ABOUT THIS EXERCISE:
Make an exact copy of the entries that come next.

INPUT MATERIAL:
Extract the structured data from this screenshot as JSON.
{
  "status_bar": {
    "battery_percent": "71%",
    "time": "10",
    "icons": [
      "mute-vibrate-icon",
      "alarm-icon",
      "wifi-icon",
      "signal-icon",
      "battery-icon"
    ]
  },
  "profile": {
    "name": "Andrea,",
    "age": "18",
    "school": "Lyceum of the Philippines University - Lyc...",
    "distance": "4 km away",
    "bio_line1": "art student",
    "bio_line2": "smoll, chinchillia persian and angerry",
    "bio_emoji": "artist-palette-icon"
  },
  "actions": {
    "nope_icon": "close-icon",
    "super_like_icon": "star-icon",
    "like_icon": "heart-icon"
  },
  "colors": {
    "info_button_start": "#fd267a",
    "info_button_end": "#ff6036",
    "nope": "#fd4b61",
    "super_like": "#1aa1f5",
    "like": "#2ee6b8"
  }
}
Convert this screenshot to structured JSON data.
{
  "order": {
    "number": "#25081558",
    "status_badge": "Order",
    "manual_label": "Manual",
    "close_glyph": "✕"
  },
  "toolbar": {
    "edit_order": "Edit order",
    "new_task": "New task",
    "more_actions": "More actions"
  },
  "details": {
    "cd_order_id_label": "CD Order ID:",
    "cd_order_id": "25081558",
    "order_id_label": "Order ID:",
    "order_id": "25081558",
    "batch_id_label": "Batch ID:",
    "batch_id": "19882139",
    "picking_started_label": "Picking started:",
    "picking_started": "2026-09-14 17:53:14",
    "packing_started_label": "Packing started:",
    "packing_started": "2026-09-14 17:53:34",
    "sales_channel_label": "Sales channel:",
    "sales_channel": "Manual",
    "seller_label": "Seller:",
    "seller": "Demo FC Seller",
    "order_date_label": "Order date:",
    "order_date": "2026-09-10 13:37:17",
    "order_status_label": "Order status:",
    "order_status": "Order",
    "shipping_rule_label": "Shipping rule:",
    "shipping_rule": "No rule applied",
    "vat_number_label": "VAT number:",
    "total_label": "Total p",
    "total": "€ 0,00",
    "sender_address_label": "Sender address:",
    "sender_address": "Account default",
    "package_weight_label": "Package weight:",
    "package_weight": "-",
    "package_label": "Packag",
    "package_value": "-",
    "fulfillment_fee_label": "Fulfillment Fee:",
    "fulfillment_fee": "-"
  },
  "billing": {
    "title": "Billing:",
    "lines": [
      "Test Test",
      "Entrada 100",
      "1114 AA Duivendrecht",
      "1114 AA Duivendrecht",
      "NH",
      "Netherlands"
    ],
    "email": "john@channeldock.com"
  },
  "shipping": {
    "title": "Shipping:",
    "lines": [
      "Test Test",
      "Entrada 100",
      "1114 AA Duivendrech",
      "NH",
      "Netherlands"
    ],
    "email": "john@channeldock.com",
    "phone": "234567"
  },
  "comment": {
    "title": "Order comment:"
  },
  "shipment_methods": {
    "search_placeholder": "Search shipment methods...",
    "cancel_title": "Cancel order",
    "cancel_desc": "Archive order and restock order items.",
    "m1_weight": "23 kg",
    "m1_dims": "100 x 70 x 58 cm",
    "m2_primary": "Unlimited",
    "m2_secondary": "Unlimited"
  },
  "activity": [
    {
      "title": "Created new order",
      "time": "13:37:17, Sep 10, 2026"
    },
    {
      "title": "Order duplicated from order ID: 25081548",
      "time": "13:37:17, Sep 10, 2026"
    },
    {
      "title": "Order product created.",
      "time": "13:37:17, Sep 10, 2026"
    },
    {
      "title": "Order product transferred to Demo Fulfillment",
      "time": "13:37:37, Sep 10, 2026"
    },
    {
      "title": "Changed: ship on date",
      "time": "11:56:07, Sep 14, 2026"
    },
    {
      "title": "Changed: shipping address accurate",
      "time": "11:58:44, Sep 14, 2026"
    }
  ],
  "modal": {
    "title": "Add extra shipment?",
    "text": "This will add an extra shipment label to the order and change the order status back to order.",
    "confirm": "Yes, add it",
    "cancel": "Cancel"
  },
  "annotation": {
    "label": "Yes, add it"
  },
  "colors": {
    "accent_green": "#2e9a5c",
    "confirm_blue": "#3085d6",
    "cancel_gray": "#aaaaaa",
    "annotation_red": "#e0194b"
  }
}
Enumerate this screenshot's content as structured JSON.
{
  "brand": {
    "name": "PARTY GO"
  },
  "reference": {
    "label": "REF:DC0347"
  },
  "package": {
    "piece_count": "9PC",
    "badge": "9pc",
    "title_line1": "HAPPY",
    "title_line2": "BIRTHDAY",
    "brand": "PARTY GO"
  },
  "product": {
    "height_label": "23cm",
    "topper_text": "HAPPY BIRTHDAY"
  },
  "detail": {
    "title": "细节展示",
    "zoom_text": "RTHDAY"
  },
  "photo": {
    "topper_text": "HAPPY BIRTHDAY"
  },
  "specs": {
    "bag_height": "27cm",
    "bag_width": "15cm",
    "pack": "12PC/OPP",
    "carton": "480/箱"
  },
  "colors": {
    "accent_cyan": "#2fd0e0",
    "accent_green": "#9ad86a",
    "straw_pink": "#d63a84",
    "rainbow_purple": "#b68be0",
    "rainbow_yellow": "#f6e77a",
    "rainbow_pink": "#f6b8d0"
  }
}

SOLUTION BELOW:
Extract the structured data from this screenshot as JSON.
{
  "status_bar": {
    "battery_percent": "71%",
    "time": "10",
    "icons": [
      "mute-vibrate-icon",
      "alarm-icon",
      "wifi-icon",
      "signal-icon",
      "battery-icon"
    ]
  },
  "profile": {
    "name": "Andrea,",
    "age": "18",
    "school": "Lyceum of the Philippines University - Lyc...",
    "distance": "4 km away",
    "bio_line1": "art student",
    "bio_line2": "smoll, chinchillia persian and angerry",
    "bio_emoji": "artist-palette-icon"
  },
  "actions": {
    "nope_icon": "close-icon",
    "super_like_icon": "star-icon",
    "like_icon": "heart-icon"
  },
  "colors": {
    "info_button_start": "#fd267a",
    "info_button_end": "#ff6036",
    "nope": "#fd4b61",
    "super_like": "#1aa1f5",
    "like": "#2ee6b8"
  }
}
Convert this screenshot to structured JSON data.
{
  "order": {
    "number": "#25081558",
    "status_badge": "Order",
    "manual_label": "Manual",
    "close_glyph": "✕"
  },
  "toolbar": {
    "edit_order": "Edit order",
    "new_task": "New task",
    "more_actions": "More actions"
  },
  "details": {
    "cd_order_id_label": "CD Order ID:",
    "cd_order_id": "25081558",
    "order_id_label": "Order ID:",
    "order_id": "25081558",
    "batch_id_label": "Batch ID:",
    "batch_id": "19882139",
    "picking_started_label": "Picking started:",
    "picking_started": "2026-09-14 17:53:14",
    "packing_started_label": "Packing started:",
    "packing_started": "2026-09-14 17:53:34",
    "sales_channel_label": "Sales channel:",
    "sales_channel": "Manual",
    "seller_label": "Seller:",
    "seller": "Demo FC Seller",
    "order_date_label": "Order date:",
    "order_date": "2026-09-10 13:37:17",
    "order_status_label": "Order status:",
    "order_status": "Order",
    "shipping_rule_label": "Shipping rule:",
    "shipping_rule": "No rule applied",
    "vat_number_label": "VAT number:",
    "total_label": "Total p",
    "total": "€ 0,00",
    "sender_address_label": "Sender address:",
    "sender_address": "Account default",
    "package_weight_label": "Package weight:",
    "package_weight": "-",
    "package_label": "Packag",
    "package_value": "-",
    "fulfillment_fee_label": "Fulfillment Fee:",
    "fulfillment_fee": "-"
  },
  "billing": {
    "title": "Billing:",
    "lines": [
      "Test Test",
      "Entrada 100",
      "1114 AA Duivendrecht",
      "1114 AA Duivendrecht",
      "NH",
      "Netherlands"
    ],
    "email": "john@channeldock.com"
  },
  "shipping": {
    "title": "Shipping:",
    "lines": [
      "Test Test",
      "Entrada 100",
      "1114 AA Duivendrech",
      "NH",
      "Netherlands"
    ],
    "email": "john@channeldock.com",
    "phone": "234567"
  },
  "comment": {
    "title": "Order comment:"
  },
  "shipment_methods": {
    "search_placeholder": "Search shipment methods...",
    "cancel_title": "Cancel order",
    "cancel_desc": "Archive order and restock order items.",
    "m1_weight": "23 kg",
    "m1_dims": "100 x 70 x 58 cm",
    "m2_primary": "Unlimited",
    "m2_secondary": "Unlimited"
  },
  "activity": [
    {
      "title": "Created new order",
      "time": "13:37:17, Sep 10, 2026"
    },
    {
      "title": "Order duplicated from order ID: 25081548",
      "time": "13:37:17, Sep 10, 2026"
    },
    {
      "title": "Order product created.",
      "time": "13:37:17, Sep 10, 2026"
    },
    {
      "title": "Order product transferred to Demo Fulfillment",
      "time": "13:37:37, Sep 10, 2026"
    },
    {
      "title": "Changed: ship on date",
      "time": "11:56:07, Sep 14, 2026"
    },
    {
      "title": "Changed: shipping address accurate",
      "time": "11:58:44, Sep 14, 2026"
    }
  ],
  "modal": {
    "title": "Add extra shipment?",
    "text": "This will add an extra shipment label to the order and change the order status back to order.",
    "confirm": "Yes, add it",
    "cancel": "Cancel"
  },
  "annotation": {
    "label": "Yes, add it"
  },
  "colors": {
    "accent_green": "#2e9a5c",
    "confirm_blue": "#3085d6",
    "cancel_gray": "#aaaaaa",
    "annotation_red": "#e0194b"
  }
}
Enumerate this screenshot's content as structured JSON.
{
  "brand": {
    "name": "PARTY GO"
  },
  "reference": {
    "label": "REF:DC0347"
  },
  "package": {
    "piece_count": "9PC",
    "badge": "9pc",
    "title_line1": "HAPPY",
    "title_line2": "BIRTHDAY",
    "brand": "PARTY GO"
  },
  "product": {
    "height_label": "23cm",
    "topper_text": "HAPPY BIRTHDAY"
  },
  "detail": {
    "title": "细节展示",
    "zoom_text": "RTHDAY"
  },
  "photo": {
    "topper_text": "HAPPY BIRTHDAY"
  },
  "specs": {
    "bag_height": "27cm",
    "bag_width": "15cm",
    "pack": "12PC/OPP",
    "carton": "480/箱"
  },
  "colors": {
    "accent_cyan": "#2fd0e0",
    "accent_green": "#9ad86a",
    "straw_pink": "#d63a84",
    "rainbow_purple": "#b68be0",
    "rainbow_yellow": "#f6e77a",
    "rainbow_pink": "#f6b8d0"
  }
}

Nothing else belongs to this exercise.